The Chinese financial sector could produce particularly unexpected upsets.
China is currently internationalising its currency, promoting investment outside its borders in renminbi-denominated securities and pushing foreign firms that trade with Chinese ones to do so in renminbi. This will free Chinese firms of the costs and risks of trading currencies and will add to national prestige.
But to fully internationalise its currency and capital markets, China will have to relax its controls on cross-border capital flows, which have hitherto protected it from financial shocks and let it maintain a cheap currency to boost exports.
And herein lies the risk.
Relaxing capital controls could cause an influx of hot money, leading to a cycle of boom and bust in Chinese assets. Alternatively, it could cause Chinese savers, who earn suppressed interest rates at home to withdraw from domestic banks and invest overseas – collapsing the Chinese banking system in the process.
Chinese depositors have already turned to several kinds of unregulated fixed-term deposits – now permitted as state control is relaxed – that are offered by banks or other businesses. Some of these products pay high interest rates and are used to fund risky investments that have a much longer maturity than the deposits themselves. The Economist reports that the sector is equivalent to about 20% of bank deposits, but with far fewer controls. This could easily end up causing a banking crisis if banks’ investments cannot support the returns promised and depositors refuse to roll-over their deposits when the term expires.
For both the currency and the banks, the transition from state planning to finance with the kind of supervision normal in a regulated market economy will need careful orchestration by the government if a chaotic transitional phase is to be avoided.
What could this mean for the rest of us?
- A financial implosion in China would be a big knock for regions such as Australia and Latin America that export raw materials.
- It would hit Chinese investment in Africa and perhaps strangle the nascent progress seen there in recent years.
- It would be devastating for Western investors exposed to China.
- And US government bond yields could spike if Chinese savers were no longer buying them.
In short, a Chinese crash would almost certainly cause a world crisis at least as bad as 2007-2009. It might not happen, but it could.
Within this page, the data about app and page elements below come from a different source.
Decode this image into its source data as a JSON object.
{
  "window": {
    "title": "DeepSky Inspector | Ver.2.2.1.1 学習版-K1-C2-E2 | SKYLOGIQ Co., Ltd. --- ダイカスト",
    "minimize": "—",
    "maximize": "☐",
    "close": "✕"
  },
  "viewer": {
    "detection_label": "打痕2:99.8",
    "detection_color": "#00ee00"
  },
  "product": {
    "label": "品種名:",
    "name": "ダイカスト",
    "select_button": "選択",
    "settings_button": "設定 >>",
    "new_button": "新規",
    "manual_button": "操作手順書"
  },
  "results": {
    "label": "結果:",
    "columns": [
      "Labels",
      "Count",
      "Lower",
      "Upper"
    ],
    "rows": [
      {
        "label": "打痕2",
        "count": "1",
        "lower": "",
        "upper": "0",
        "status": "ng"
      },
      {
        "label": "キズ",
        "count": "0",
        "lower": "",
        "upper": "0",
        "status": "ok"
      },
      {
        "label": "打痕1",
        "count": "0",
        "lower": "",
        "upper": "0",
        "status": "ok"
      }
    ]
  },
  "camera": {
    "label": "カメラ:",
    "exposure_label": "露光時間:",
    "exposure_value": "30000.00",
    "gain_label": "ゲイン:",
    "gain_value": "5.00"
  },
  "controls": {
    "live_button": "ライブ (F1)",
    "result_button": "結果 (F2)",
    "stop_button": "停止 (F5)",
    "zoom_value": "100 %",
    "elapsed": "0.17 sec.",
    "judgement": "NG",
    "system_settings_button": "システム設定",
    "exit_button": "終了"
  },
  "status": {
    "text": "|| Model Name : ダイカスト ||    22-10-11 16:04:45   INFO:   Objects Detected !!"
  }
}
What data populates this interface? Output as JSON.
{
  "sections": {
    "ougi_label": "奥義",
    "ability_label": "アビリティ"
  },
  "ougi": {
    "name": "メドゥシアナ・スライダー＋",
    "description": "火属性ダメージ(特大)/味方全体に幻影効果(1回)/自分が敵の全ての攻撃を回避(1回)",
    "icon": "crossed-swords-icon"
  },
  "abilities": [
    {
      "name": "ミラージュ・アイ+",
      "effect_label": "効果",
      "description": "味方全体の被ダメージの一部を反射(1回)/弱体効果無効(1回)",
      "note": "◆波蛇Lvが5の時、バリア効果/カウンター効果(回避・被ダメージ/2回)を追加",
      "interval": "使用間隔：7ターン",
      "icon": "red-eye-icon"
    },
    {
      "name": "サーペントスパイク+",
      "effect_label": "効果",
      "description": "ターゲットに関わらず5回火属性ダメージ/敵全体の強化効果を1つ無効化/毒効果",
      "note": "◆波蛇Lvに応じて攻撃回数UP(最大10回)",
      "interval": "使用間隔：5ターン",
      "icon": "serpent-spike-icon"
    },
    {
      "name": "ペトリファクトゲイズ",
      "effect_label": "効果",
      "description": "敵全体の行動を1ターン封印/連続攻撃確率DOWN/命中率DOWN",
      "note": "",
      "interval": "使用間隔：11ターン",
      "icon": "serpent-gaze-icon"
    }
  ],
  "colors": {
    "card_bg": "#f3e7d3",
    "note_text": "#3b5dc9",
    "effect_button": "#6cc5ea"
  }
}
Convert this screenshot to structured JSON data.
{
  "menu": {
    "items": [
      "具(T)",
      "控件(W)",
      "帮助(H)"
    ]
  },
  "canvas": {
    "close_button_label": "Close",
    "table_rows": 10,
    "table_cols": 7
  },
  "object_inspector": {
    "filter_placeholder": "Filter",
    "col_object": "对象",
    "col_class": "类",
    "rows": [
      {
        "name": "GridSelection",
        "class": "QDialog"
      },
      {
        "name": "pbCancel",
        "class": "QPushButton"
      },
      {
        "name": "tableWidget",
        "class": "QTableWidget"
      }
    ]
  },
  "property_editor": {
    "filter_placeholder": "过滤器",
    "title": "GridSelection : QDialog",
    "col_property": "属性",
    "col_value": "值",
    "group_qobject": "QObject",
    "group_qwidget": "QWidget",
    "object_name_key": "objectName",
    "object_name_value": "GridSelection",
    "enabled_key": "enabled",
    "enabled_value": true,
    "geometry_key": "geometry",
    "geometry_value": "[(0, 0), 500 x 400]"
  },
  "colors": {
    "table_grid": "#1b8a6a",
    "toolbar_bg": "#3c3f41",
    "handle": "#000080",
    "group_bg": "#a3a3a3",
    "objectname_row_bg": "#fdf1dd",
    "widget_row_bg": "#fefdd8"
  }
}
Risk managers of the world beware: the next shock could come from the East.
Sean Harkin is a risk manager working in Edinburgh and the author of The 21st-Century Case for a Managed Economy.